I can’t claim that I am able to view a trip to Publix as an adventure, but I love the message from little Kayla – approach every experience with curiosity and allow for excitement even in the mundane.
My own adventure came a few days later, when my boyfriend and I went to visit a friend in St. Marys, a small town tucked in the southeastern corner of Georgia. It was a short trip – an entire summer in one long weekend sandwiched between writing a book (which will be released soon!!!) and my return to school. Like Kayla, my boyfriend and I found joy in the smallest details of each day. My friend, whom we stayed with, had the brilliant idea of installing an outdoor shower in an enclosed and decked-in area of his backyard. We must have showered three times a day, enjoying the spray of the water against sweaty skin and delighting in the fresh air and sounds of the birds.
We ventured into Florida for our first beach day, enjoying the sun, sand, and surf which eludes us in our usual land-locked lives. After returning to St. Marys that afternoon (and taking another shower, of course!), we made our way into “downtown” on the city’s premier transportation method: a golf cart. It was a lovely change of pace from Atlanta’s usual gridlock. Somehow, you can’t feel road rage-ish on a golf cart. It’s scientifically impossible.
We made our way to an outdoor patio where Three-Fingered Nick (our “blues” name for him) was playing a couple sets with a few other musicians. Nick is so unbelievably inspiring. He was a well-known and extremely talented guitarist. After losing a finger and part of his thumb, he stayed away from playing for a time, but with the encouragement of his wife, eventually returned to the guitar. He sounds amazing. Not just amazing for a man with three fingers, but just plain amazing. I love meeting people who have persevered through difficulty. They show the true beauty of the human spirit.
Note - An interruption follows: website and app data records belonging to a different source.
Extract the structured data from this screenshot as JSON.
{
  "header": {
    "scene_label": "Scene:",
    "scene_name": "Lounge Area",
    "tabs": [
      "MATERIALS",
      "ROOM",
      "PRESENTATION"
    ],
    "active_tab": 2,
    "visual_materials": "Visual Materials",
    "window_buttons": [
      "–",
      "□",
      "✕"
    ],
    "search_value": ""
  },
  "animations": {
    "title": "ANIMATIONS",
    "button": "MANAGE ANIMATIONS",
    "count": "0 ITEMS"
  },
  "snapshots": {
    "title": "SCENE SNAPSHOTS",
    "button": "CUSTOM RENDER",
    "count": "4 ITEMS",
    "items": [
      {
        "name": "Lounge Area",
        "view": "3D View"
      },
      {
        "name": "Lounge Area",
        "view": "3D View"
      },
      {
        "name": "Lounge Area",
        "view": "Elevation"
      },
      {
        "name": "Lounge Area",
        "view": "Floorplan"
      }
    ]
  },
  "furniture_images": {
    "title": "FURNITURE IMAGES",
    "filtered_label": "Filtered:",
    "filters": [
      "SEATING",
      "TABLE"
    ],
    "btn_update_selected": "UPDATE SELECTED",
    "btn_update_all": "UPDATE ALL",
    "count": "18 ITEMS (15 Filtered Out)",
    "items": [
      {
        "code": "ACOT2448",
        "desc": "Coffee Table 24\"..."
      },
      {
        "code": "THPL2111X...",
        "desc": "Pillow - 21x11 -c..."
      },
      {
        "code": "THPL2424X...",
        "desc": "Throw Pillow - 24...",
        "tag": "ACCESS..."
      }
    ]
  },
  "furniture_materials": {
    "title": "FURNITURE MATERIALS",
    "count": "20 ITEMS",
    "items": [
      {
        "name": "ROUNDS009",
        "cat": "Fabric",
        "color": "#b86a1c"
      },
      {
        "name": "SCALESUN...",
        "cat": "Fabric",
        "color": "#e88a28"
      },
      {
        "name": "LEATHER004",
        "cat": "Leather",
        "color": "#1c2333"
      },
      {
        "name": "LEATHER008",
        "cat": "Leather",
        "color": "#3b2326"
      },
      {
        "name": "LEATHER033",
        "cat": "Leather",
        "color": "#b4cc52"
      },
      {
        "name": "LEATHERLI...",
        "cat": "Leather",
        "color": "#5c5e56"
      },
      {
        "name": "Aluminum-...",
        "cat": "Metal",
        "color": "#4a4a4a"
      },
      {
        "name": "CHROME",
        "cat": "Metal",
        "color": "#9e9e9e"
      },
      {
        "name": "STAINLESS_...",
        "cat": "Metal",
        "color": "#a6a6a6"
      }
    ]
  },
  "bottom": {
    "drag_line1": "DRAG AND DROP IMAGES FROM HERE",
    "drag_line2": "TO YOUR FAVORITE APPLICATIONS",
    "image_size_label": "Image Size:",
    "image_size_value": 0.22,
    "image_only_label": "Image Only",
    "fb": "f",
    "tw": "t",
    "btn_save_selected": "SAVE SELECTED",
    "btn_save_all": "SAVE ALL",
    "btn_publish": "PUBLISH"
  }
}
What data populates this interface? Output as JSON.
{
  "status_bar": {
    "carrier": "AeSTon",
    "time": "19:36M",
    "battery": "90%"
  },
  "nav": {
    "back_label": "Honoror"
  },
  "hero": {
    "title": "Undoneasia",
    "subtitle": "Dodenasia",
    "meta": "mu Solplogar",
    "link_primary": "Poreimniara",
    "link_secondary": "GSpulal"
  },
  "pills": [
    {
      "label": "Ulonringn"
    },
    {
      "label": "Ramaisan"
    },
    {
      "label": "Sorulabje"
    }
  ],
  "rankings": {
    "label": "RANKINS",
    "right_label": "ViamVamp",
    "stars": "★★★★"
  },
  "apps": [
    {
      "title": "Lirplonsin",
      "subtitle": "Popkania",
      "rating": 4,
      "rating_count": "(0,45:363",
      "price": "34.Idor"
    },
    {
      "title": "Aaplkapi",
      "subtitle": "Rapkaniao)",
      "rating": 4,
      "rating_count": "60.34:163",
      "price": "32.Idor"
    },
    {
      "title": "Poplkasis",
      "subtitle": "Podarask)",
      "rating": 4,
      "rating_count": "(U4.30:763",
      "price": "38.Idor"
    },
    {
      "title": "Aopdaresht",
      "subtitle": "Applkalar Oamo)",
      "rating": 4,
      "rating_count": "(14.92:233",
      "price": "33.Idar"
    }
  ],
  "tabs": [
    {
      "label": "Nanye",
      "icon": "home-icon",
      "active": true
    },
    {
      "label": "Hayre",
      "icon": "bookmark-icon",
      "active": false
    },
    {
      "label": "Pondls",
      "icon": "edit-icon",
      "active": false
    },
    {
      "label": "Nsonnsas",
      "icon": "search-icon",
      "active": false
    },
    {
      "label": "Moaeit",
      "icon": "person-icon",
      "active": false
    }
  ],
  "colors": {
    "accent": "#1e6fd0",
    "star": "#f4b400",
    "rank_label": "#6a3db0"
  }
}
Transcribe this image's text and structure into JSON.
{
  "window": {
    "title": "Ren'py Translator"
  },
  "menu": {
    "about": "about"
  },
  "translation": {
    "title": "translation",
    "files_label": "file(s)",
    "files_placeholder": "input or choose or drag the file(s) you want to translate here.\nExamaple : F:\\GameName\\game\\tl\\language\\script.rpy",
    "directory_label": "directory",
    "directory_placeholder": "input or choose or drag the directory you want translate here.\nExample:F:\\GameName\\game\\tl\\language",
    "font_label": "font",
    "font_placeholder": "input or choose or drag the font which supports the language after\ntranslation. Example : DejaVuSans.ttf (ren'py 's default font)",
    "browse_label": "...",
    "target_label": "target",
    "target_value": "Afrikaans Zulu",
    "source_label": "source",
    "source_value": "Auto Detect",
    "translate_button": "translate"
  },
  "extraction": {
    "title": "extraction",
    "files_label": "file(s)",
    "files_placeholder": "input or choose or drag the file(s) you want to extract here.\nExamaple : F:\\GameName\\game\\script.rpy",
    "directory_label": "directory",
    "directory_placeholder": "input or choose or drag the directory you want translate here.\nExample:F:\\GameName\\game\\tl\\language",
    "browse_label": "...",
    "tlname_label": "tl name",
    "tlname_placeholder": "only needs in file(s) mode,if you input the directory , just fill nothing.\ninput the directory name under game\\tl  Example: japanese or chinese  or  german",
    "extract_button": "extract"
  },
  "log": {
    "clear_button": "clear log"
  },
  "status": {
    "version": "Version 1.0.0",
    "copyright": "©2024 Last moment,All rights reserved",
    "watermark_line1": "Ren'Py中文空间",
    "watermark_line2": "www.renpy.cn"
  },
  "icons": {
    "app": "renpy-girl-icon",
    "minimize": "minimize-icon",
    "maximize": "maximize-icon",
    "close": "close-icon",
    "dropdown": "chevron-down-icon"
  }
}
The next day, my friend took us to Cumberland Island on his boat. We wove through miles of pristine marshland, the only boat on the water. My friend, a naturalist and passionate protector of the St. Marys river, answered our questions and pointed out wildlife and habitat features. It was stunning.
He dropped us off on the island. As I had done the official tour last year, I took on the role of tour guide for my boyfriend. Cumberland Island is a beautiful blend of history and nature, with a generous smattering of mosquitoes. We walked for mile or so through the dark and atmospheric woods formed by the low, twisting branches of the live oaks, their limbs decorated with the lacy veils of Spanish moss. The air was heavy with humidity that seemed to even dull the sounds of the cicadas that surrounded us. We were alone on the paths, making it easy to imagine being on those roads a hundred years prior. Before air conditioned. Shudder.
Our first destination was the ruins of the Carnegie mansion at Dungeness Point. Since I am much more educated about the sciences than Georgia history, I’m afraid I didn’t do this part of the tour justice.
We then walked along a boardwalk to make our way to the beach (all we could think about at this point was sinking into the cold waves). We spotted an alligator off the side of the path. Luckily, my boyfriend did not have to prove to the gator that he’s a black belt:)
The surf felt as amazing as expected. Cumberland is a different coastal experience. A special place. No more than 300 people are allowed on the island at a time, so the sands are relatively bare. There are no shops, no bars. In fact, you must carry in and remove anything you want with you. It’s backpacking on the beach. It was hot, sandy, and humid. But it was perfect.
The beach is home to a large herd of wild horses. There were several enjoying the beach along with us. This particular stallion stood facing the ocean for hours, seemingly enjoying the feel of the wind on his face. Or maybe he was debating about trying to swim across the Atlantic? Or, waiting for a message in a bottle from his long-lost mare ? Who knows? I just know I felt as peaceful as he looked.
Most of us do not get to have experiences like these frequently. However, as Kayla showed me, we don’t have to wait until we have the time or money (or the friend who bought a house at the beach!) to have an adventure. We can find thrills in every day. Even at the grocery store.
So, what do you say? Want to go on an adventure?
- Cumberland Island, GA (365til30.com)